Report, in full, each line of the material below in which the string "plan" occurs.

▶ **Provided material**
━━━━━━━━━━━━━━━━

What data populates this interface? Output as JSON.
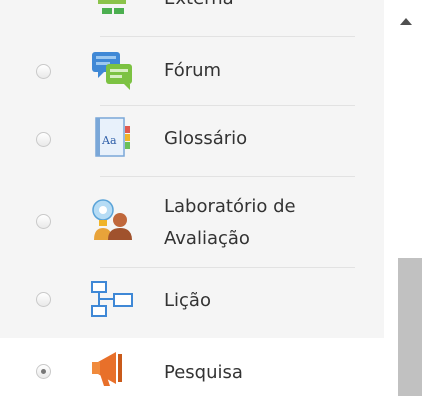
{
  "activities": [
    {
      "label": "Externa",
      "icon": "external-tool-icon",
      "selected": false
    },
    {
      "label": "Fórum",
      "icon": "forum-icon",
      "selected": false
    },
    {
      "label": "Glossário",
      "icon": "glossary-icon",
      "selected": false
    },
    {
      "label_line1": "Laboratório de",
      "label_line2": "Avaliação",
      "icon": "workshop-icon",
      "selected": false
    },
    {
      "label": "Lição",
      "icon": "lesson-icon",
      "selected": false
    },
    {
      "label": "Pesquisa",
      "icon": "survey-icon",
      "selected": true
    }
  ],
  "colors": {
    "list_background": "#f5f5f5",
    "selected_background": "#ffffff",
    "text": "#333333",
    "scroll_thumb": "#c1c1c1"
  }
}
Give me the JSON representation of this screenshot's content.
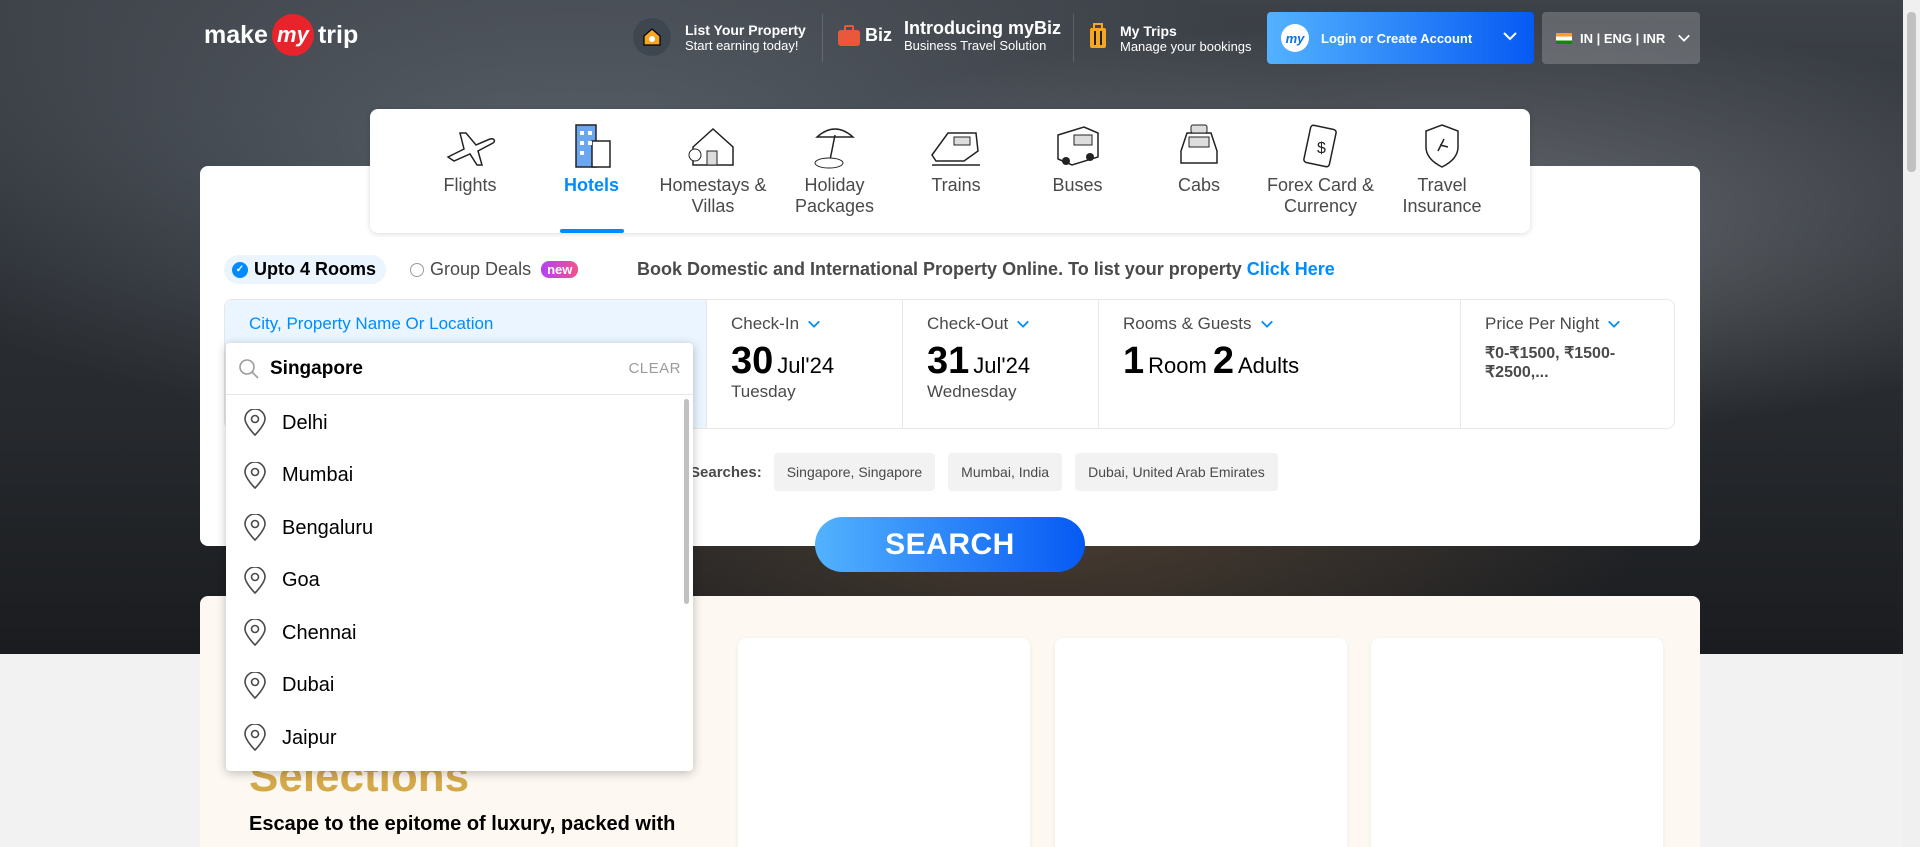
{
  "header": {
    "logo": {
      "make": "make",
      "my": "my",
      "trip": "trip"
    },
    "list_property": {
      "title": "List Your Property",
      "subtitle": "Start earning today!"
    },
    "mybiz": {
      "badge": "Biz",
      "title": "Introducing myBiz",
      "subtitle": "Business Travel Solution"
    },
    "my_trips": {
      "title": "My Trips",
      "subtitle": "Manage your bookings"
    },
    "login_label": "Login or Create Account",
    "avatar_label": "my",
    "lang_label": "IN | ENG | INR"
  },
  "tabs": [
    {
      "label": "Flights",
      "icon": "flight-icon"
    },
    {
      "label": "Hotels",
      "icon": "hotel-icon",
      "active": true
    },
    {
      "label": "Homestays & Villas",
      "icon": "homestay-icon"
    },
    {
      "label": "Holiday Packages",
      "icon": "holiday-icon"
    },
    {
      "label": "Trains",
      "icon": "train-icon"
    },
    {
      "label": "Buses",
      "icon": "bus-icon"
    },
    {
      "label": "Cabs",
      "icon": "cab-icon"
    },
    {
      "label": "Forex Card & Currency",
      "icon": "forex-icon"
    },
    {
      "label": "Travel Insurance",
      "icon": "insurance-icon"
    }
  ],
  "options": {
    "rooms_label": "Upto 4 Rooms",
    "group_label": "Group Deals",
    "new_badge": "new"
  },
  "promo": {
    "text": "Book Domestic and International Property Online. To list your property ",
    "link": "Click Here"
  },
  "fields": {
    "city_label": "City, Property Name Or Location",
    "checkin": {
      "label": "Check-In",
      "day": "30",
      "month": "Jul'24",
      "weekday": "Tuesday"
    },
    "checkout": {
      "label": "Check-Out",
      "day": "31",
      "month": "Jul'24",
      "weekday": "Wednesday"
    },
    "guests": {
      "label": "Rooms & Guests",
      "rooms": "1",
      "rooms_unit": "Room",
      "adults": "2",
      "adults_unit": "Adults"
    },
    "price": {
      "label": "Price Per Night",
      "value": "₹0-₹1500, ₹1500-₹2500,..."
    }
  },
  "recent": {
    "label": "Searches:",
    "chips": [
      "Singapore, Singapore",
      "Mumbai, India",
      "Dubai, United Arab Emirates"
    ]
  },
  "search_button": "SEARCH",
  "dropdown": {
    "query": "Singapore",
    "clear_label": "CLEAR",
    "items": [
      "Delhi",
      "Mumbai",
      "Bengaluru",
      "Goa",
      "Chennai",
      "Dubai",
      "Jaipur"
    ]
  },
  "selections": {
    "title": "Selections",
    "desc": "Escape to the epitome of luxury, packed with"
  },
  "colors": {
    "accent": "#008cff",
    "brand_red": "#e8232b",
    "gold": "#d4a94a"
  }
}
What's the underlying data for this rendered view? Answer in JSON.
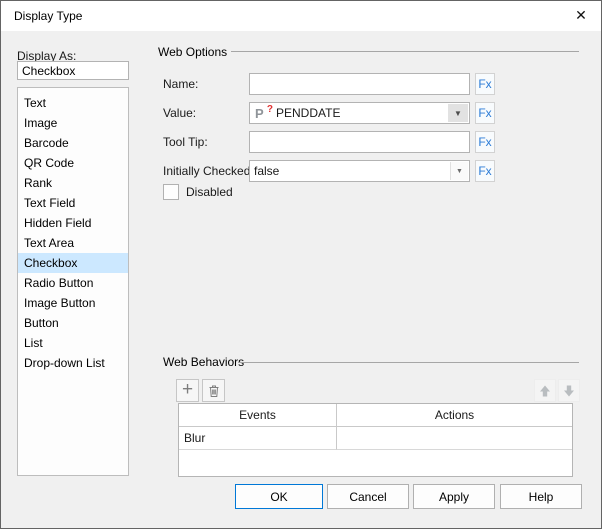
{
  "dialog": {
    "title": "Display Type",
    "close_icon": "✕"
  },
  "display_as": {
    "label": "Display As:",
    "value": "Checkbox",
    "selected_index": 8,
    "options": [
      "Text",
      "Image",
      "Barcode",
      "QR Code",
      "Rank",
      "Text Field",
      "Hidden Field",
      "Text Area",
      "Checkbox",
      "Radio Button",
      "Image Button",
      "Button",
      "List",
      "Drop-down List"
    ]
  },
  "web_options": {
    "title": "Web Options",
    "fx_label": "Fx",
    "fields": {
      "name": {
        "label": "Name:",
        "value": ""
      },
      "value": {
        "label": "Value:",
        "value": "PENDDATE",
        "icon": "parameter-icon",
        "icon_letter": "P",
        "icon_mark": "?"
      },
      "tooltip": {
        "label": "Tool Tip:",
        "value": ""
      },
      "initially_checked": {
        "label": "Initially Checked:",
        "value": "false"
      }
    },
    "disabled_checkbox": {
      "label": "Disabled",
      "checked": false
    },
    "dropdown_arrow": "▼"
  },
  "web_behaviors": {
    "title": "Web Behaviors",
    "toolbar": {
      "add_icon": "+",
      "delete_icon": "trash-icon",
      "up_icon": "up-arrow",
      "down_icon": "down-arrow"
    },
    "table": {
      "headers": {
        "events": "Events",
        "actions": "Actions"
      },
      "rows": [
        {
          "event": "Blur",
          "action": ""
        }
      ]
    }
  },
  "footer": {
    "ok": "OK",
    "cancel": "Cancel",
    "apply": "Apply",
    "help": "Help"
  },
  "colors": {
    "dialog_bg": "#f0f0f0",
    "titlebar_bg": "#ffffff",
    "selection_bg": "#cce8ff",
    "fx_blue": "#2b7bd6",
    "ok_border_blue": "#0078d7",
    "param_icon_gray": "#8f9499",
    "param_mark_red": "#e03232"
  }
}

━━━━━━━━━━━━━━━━

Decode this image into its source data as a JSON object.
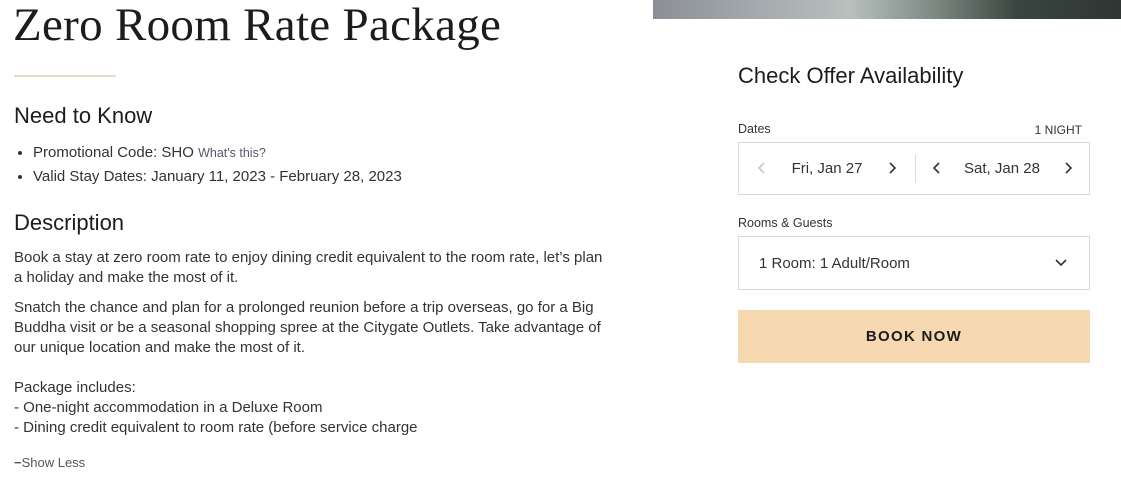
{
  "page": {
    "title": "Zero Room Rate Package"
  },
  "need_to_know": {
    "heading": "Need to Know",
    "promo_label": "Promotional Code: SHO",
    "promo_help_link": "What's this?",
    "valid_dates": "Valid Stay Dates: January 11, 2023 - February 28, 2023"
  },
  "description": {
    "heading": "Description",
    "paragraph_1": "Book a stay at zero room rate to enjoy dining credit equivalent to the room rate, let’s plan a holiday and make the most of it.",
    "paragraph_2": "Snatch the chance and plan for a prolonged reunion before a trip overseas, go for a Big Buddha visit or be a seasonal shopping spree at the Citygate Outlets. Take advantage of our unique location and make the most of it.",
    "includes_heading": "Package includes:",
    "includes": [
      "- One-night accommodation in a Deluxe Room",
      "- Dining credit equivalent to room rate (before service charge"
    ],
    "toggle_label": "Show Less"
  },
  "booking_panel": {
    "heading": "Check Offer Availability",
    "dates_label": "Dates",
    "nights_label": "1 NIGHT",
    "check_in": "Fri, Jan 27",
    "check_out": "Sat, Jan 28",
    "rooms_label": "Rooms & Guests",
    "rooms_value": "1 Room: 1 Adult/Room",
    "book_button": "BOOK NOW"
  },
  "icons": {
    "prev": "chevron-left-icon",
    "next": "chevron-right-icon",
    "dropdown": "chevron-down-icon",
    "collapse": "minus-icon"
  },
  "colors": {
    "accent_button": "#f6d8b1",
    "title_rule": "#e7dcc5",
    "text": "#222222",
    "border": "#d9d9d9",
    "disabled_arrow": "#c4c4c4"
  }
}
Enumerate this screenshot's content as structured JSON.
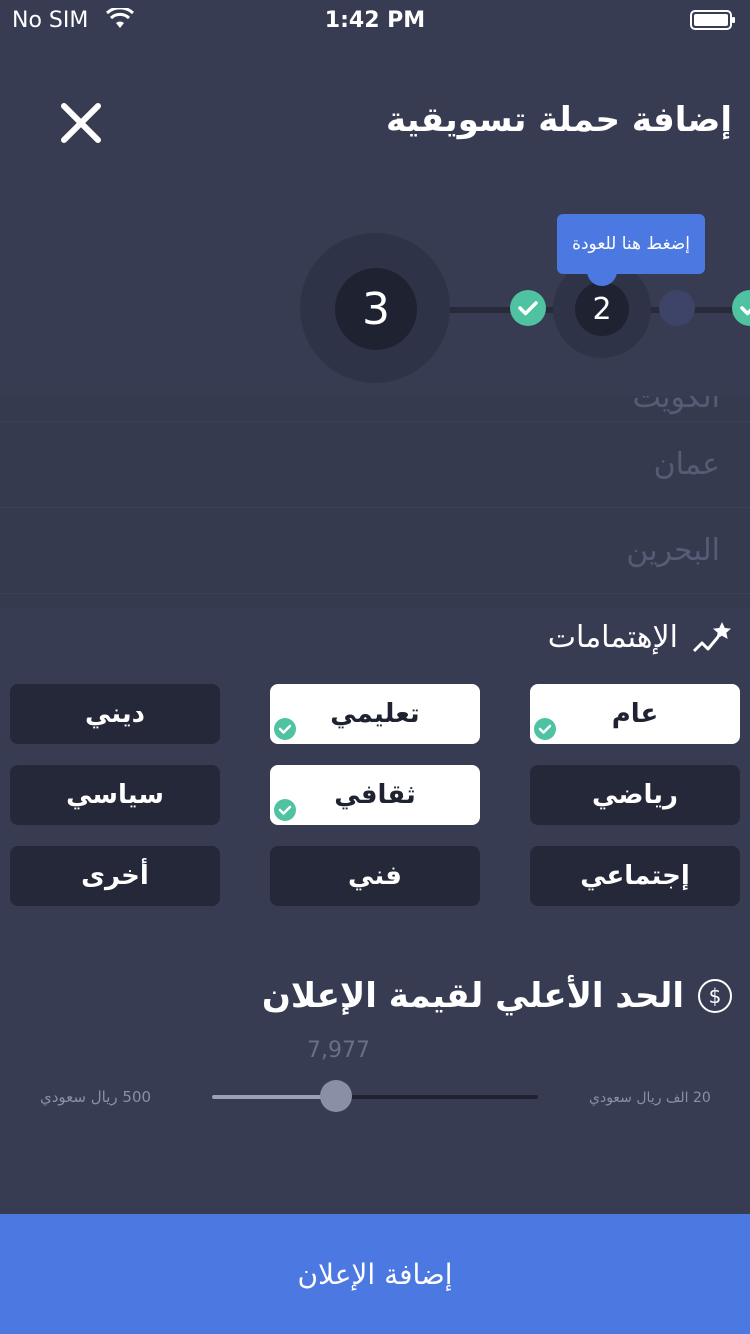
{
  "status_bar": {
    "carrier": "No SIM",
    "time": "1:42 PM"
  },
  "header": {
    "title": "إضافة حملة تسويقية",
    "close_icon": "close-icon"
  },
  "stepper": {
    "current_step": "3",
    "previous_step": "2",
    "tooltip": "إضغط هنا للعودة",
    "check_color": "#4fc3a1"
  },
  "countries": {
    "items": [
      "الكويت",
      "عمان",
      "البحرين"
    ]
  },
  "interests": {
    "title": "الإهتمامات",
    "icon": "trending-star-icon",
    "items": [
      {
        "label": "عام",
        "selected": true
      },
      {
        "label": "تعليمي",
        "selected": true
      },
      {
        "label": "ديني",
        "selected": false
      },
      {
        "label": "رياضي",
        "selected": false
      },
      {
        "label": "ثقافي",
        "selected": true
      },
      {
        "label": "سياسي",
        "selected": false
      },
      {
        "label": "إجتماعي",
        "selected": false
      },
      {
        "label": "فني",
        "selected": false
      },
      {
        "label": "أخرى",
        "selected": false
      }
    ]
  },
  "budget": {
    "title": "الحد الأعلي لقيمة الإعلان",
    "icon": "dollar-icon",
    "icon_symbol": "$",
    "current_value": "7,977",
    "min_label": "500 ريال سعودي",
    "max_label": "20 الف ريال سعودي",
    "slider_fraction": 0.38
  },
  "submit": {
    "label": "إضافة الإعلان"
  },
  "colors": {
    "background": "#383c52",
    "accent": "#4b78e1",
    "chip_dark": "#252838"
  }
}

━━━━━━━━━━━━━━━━

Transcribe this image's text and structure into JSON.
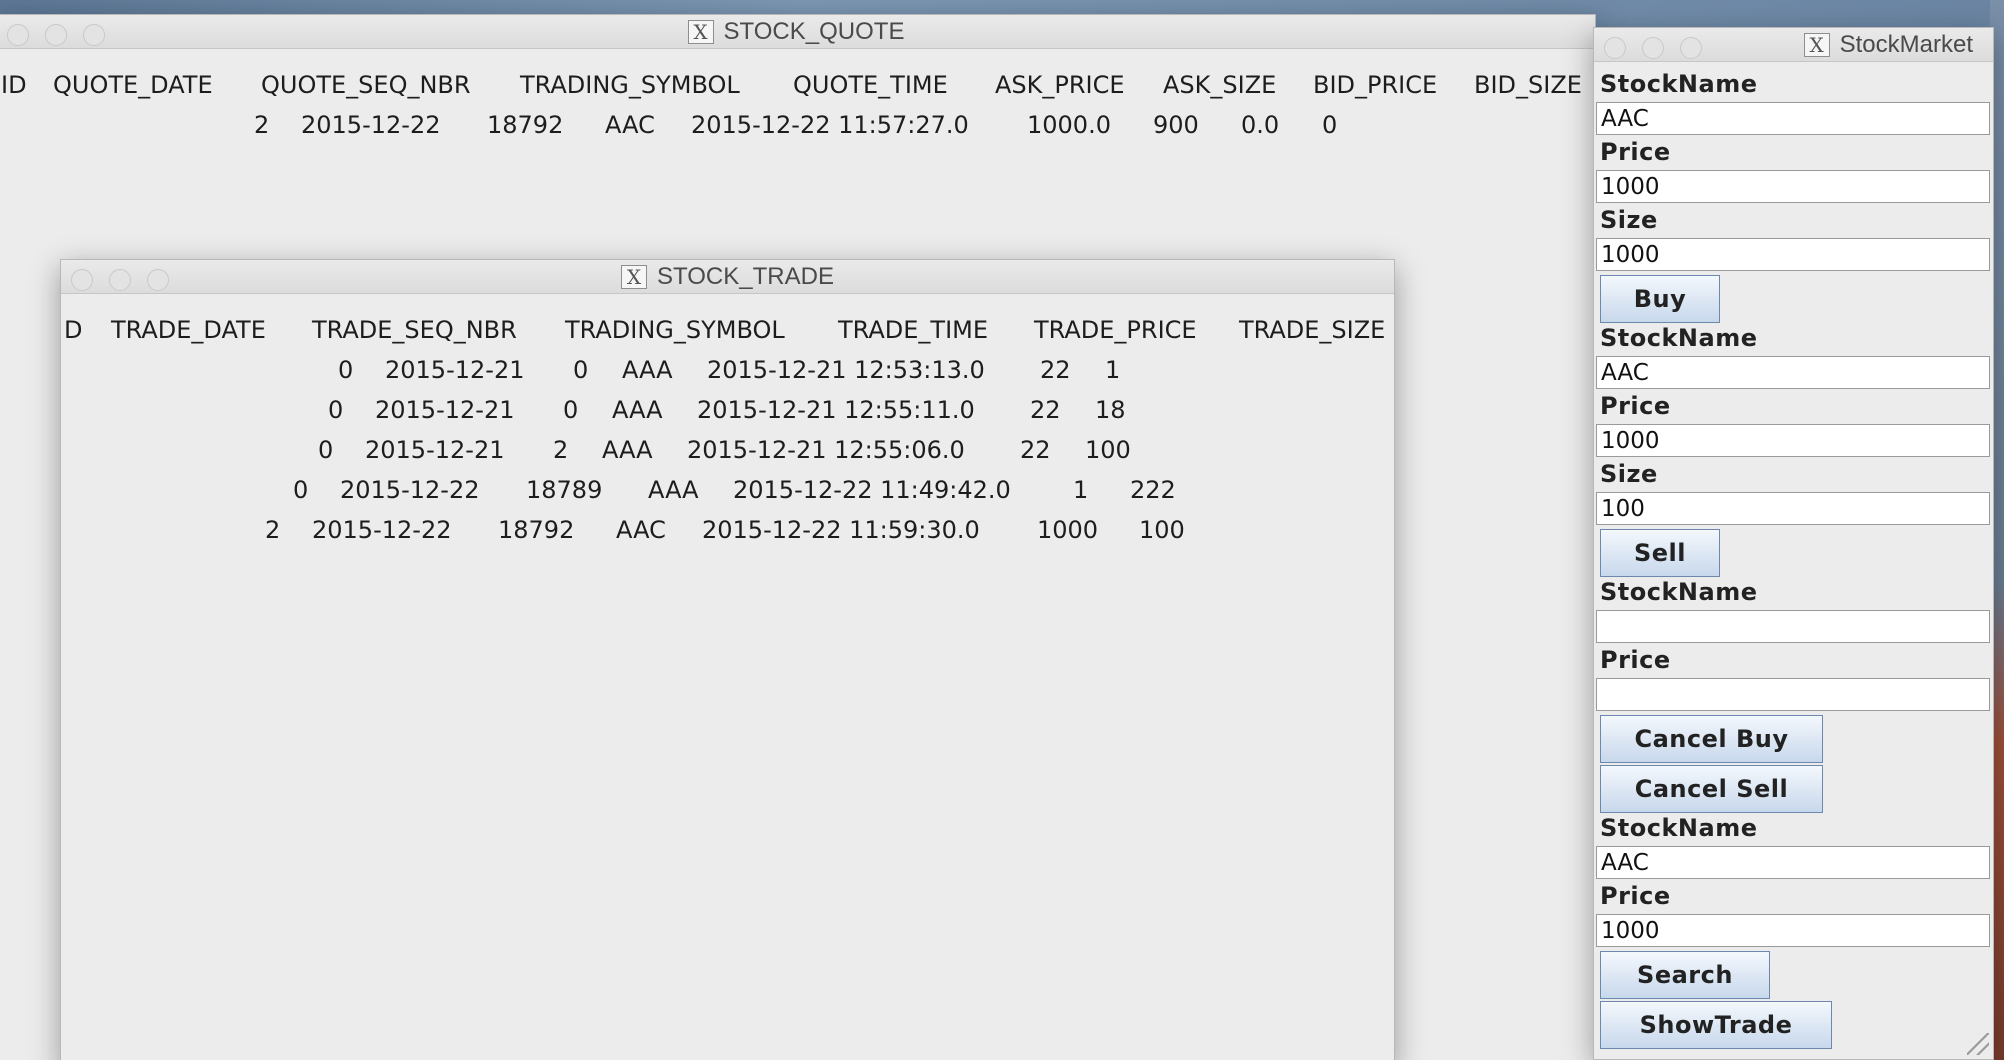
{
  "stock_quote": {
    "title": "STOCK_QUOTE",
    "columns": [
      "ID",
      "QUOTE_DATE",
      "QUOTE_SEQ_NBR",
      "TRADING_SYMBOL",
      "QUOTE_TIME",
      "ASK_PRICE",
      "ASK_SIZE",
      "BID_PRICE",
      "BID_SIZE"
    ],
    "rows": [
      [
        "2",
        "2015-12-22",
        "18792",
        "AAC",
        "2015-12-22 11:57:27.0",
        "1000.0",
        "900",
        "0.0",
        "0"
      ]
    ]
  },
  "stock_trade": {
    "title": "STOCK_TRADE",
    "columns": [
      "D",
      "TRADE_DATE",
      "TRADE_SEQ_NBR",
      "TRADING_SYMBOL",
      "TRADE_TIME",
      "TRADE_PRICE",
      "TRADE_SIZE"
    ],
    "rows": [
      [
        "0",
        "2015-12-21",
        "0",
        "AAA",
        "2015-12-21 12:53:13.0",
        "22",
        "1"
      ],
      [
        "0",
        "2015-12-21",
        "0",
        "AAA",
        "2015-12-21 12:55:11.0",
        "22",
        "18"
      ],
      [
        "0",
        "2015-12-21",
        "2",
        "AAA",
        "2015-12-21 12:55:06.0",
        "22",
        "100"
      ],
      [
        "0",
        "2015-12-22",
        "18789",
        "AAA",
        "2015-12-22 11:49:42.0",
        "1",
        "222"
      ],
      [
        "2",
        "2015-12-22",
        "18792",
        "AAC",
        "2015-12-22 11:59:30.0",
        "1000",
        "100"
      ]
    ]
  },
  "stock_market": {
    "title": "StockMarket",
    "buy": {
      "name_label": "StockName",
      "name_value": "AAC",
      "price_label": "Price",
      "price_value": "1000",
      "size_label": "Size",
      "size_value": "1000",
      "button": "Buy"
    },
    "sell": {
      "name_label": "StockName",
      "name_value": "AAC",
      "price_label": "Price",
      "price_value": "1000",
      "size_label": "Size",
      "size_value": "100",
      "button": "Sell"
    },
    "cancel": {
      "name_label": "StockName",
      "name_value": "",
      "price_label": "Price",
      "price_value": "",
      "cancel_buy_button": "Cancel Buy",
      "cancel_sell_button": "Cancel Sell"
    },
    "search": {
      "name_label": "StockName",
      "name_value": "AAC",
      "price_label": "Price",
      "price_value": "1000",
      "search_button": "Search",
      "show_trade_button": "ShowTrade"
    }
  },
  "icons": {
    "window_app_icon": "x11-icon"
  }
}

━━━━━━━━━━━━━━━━

▶ **Your response**
    "paragraph_1": "Book a stay at zero room rate to enjoy dining credit equivalent to the room rate, let’s plan a holiday and make the most of it.",
    "paragraph_2": "Snatch the chance and plan for a prolonged reunion before a trip overseas, go for a Big Buddha visit or be a seasonal shopping spree at the Citygate Outlets. Take advantage of our unique location and make the most of it.",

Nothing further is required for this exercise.